Paul Rolfe argues: “Encouraging ongoing development and providing access to a variety of training opportunities empowers employees to stay relevant, adapt to changing work environments, and contribute to their fullest potential.”
So, don’t let your employees fall behind in their field of expertise. By promoting a culture of continuous learning, you empower them to stay relevant, adapt to changing work environments, and contribute their best to your organisation.
Thanks again to Julian, Paul and Natalia for their insight and support with this guide. You can learn more about their services via the links below:
Julian Roberts of Julian Roberts Consulting:
Julian Roberts, an Executive Leadership Coach with a background in commercial and sales, is passionate about people, resiliency, and business. He has held a number of senior strategic commercial positions for multinational corporations such as Heinz, Yoplait, and Johnson & Johnson, as well as for family-owned businesses. In 2017, he launched his coaching practice, working with individuals and teams from various industries, including food, FMCG, retail, media, engineering, financial services, legal, construction, and medical.

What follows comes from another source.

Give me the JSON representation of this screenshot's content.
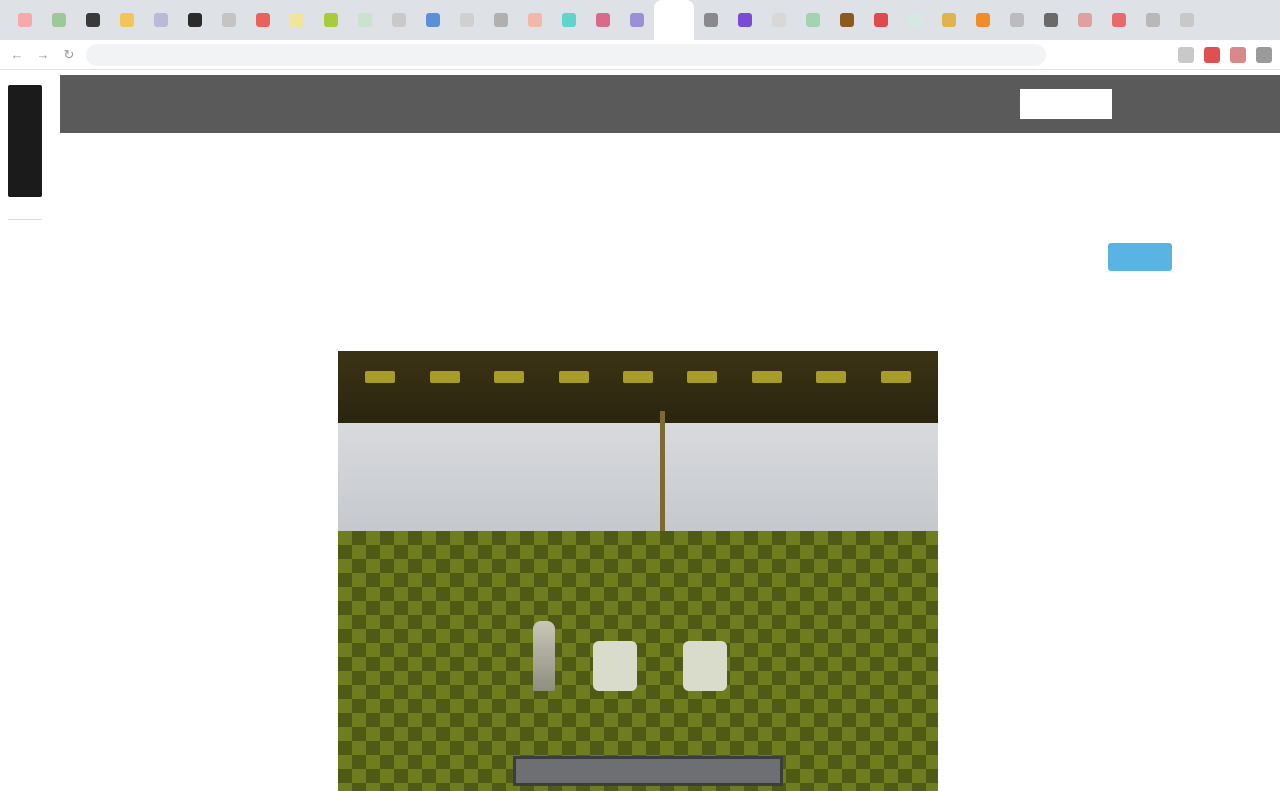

As Julian and his practice have evolved over time, his focus has been on helping leaders and teams become resilient, not only to withstand challenges or adversity but to grow stronger in the face of them.
Natalia Mank – executive leadership coaching:
An accredited executive coach specialising in leadership, Natalia offers one-to-one executive coaching for leaders in organisations. These engagements usually last 3 to 6 months. She also offers leadership development training via group workshops, intensives and keynote speeches. These are bespoke but often cover subjects such as Authentic & Effective Leadership, Building Resilience in Teams, Equity On Boards, Mindfulness and Work-Life Integration.
Paul Rolfe of Chichester College – Further Education provider
Chichester College Group (CCG) offers a wide range of training programs and courses that can help employees enhance their skills and knowledge in specific areas.
It is also a Centre of Digital Excellence and is the largest provider of further education in West Sussex and Brighton & Hove, educating and training around 25,000 full and part time students every year and providing teaching excellence to meet the future needs of the regions’ employers.